rugosa self ferti;lity

Are rugosa hybrids usually self-infertile, that is, do they require pollen from another variety to form viable seed?

Specifically, are Rugelda and Fru Dagmar Hastrup self-infertile?

This question came up on another forum; I have no experience breeding rugosas.


Most diploid species are self-infertile and R.rugosa is no exception. While I have no experience with Fru Dagmar Hastrup or Rugelda, I do have four other Hybrid Rugosas and several R.rugosa plants. My experiance with them is that they will not set hips unless they have been pollinated from another source. They also seem to be fairly picky about what they accept also, as some of my crosses with tetraploid pollen did not take.

How self-infertile a Hybrid Rugosa is will depend on how much R.rugosa is in it. Fru Dagmar Hastrup looks pretty much like a straight R.rugosa clone with little or no other species or variety in it, so it probably is self-infertile.

The flowers and leaves of Rugelda on the other hand don’t look anything like a Rugosa, so probably has very little R.rugosa in it and has a quite a bit of other stuff in it. I would not be surprised if it was self fertile even if there is a good chance it is a triploid.

I can’t say about the good Fru, which I don’t have, but Rugelda (“Rugelda, Rugelda, let down your golden petals!”) sets OP seeds, so it’s probably self-fertile. There may be some varieties that are self-infertile, but I suspect that more are self-fertile. If you do not emasculate the seed parent and you use pollen from varieties that are sufficiently different from the wannabe mother plants, you’ll probably be able to tell which ones are from self-pollination.


I have a couple of batches of seed collected from Fru Dagmar Harstrup (Frau Dagmar Hartop). The mother plant, at the National Australian Rose Garden in Tasmania, had loads of hips but the bush was situated in the middle of over 5000 roses so the pollen could have come from anything. No germinants yet. I also have seed from OP Schneezwerg in that I’m hoping will germinate soon. My ‘Scabrosa’ set no hips last year despite being in the middle of over 100 different roses. It was it’s first year in the ground and didn’t flower until late summer when the other roses were resting. I intend to use it extensively as a seed parent this year. There are posts in the archives here that describe the self-incompatibility of R.rugosa. I’d like to try Roseraie de l’H

My Roseraie de L’Hay set an OP hip, I’m curious as to what it might produce.

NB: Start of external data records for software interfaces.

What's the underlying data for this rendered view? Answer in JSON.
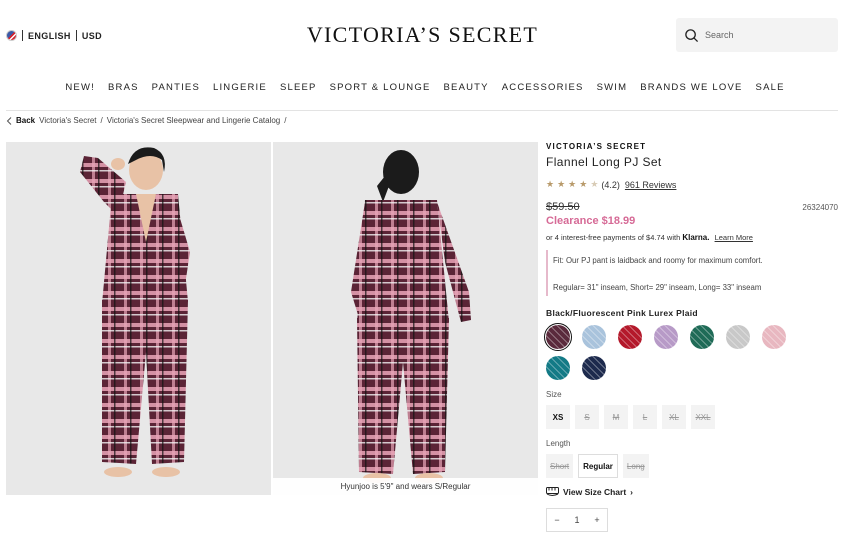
{
  "header": {
    "language": "ENGLISH",
    "currency": "USD",
    "logo": "VICTORIA’S SECRET",
    "search_placeholder": "Search"
  },
  "nav": [
    "NEW!",
    "BRAS",
    "PANTIES",
    "LINGERIE",
    "SLEEP",
    "SPORT & LOUNGE",
    "BEAUTY",
    "ACCESSORIES",
    "SWIM",
    "BRANDS WE LOVE",
    "SALE"
  ],
  "breadcrumb": {
    "back": "Back",
    "items": [
      "Victoria's Secret",
      "/",
      "Victoria's Secret Sleepwear and Lingerie Catalog",
      "/"
    ]
  },
  "gallery": {
    "caption": "Hyunjoo is 5'9\" and wears S/Regular"
  },
  "product": {
    "brand": "VICTORIA’S SECRET",
    "name": "Flannel Long PJ Set",
    "rating_value": 4.2,
    "rating_text": "(4.2)",
    "reviews": "961 Reviews",
    "original_price": "$59.50",
    "sku": "26324070",
    "clearance_price": "Clearance $18.99",
    "klarna_prefix": "or 4 interest-free payments of $4.74 with",
    "klarna_brand": "Klarna.",
    "klarna_link": "Learn More",
    "fit_line1": "Fit: Our PJ pant is laidback and roomy for maximum comfort.",
    "fit_line2": "Regular= 31\" inseam, Short= 29\" inseam, Long= 33\" inseam",
    "color_name": "Black/Fluorescent Pink Lurex Plaid",
    "size_label": "Size",
    "sizes": [
      {
        "label": "XS",
        "available": true
      },
      {
        "label": "S",
        "available": false
      },
      {
        "label": "M",
        "available": false
      },
      {
        "label": "L",
        "available": false
      },
      {
        "label": "XL",
        "available": false
      },
      {
        "label": "XXL",
        "available": false
      }
    ],
    "length_label": "Length",
    "lengths": [
      {
        "label": "Short",
        "available": false
      },
      {
        "label": "Regular",
        "available": true
      },
      {
        "label": "Long",
        "available": false
      }
    ],
    "size_chart": "View Size Chart",
    "quantity": "1"
  },
  "swatch_colors": [
    "#5a2a3c",
    "#a9c3dc",
    "#b4192b",
    "#b79ac7",
    "#1f6b57",
    "#c8c8c8",
    "#e8b7c0",
    "#137a86",
    "#1d2a4d"
  ],
  "accent_color": "#d66a96"
}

I just collected OP seed from ‘Hansa’ which was surrounded by a wide variety of different roses. So- am I correct in assuming that 'Hansa ’ is diploid, self-infertile, and pollinated by the various roses about? Thanks for the info! Robyn

HMF quotes ‘Hansa’ as being diploid:



Yes, you would be safe to assume that Hansa is a diploid, self-infertile and was pollinated from the surrounding roses.

If nothing else is in bloom when my Hybrid Rugosas are, the hips turn brown and fall off. So if you have hips then they most likely were pollinated from whatever is growing near them.


Thanks Simon and Paul- I’m way more excited to see what comes from random pollination as opposed to self-pollinated Rugosas! Robyn

I agree that R. rugosa has poor self-fertility. When I was kid, we grew a small hedge of a R. rugosa clone that had been collected on a beach in Cape Cod. It is partially double, so it must be a fairly recent escape from cultivation. I remember that it would produce a few hips in some years. Later, when I grew the same clone in my garden with many other R. rugosa selections, it formed many more, MUCH larger hips. This particular clone gets a fair amount of blackspot, so I don

The situation with rugosas must be rather mixed. This spring I gathered hips from what appears to be R rugosa rubra growing on a bank overlooking a parking lot and between there and the road. All were planted by a commercial landscaping firm and I had assumed they are a single clone propagated and shipped in, given their uniformity of size and shape. No other rose grows visibly within a quarter mile, then only Knockout in some other landscapes.

This fall I went back and it appears that every flower from before July has 50 or more seeds in a ripe hip. The later ones are maturing now. It could be a case of heat overcoming self-infertility if that is actually a factor because we’re certainly warmer in KS than the Dakotas. But it wasn’t that hot through the spring season.

Perhaps this isn’t really Rrr, or perhaps they were propagated from multiple interfertile clones. Whatever it is (they are) it is a good rose for bloom, bush and berry.


I checked my seed trays this afternoon and I have four up from OP Frau Dagmar. There seems to be a bit of variability in these four but so far they look quite strong.